"""

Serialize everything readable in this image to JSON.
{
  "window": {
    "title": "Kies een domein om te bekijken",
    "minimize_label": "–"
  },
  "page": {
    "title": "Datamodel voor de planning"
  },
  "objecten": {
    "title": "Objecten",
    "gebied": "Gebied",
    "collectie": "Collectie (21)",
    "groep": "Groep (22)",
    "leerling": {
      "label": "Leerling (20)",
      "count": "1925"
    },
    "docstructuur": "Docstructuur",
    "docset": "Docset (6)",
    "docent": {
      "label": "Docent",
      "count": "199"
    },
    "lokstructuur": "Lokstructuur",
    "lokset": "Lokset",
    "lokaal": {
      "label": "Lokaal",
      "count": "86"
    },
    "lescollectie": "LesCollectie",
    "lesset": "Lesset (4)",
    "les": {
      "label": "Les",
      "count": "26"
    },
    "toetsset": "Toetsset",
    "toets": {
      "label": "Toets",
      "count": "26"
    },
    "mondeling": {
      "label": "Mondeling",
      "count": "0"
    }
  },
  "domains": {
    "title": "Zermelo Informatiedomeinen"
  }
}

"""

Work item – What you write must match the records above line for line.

Answer to this problem –
Serialize everything readable in this image to JSON.
{
  "window": {
    "title": "Kies een domein om te bekijken",
    "minimize_label": "–"
  },
  "page": {
    "title": "Datamodel voor de planning"
  },
  "objecten": {
    "title": "Objecten",
    "gebied": "Gebied",
    "collectie": "Collectie (21)",
    "groep": "Groep (22)",
    "leerling": {
      "label": "Leerling (20)",
      "count": "1925"
    },
    "docstructuur": "Docstructuur",
    "docset": "Docset (6)",
    "docent": {
      "label": "Docent",
      "count": "199"
    },
    "lokstructuur": "Lokstructuur",
    "lokset": "Lokset",
    "lokaal": {
      "label": "Lokaal",
      "count": "86"
    },
    "lescollectie": "LesCollectie",
    "lesset": "Lesset (4)",
    "les": {
      "label": "Les",
      "count": "26"
    },
    "toetsset": "Toetsset",
    "toets": {
      "label": "Toets",
      "count": "26"
    },
    "mondeling": {
      "label": "Mondeling",
      "count": "0"
    }
  },
  "domains": {
    "title": "Zermelo Informatiedomeinen"
  }
}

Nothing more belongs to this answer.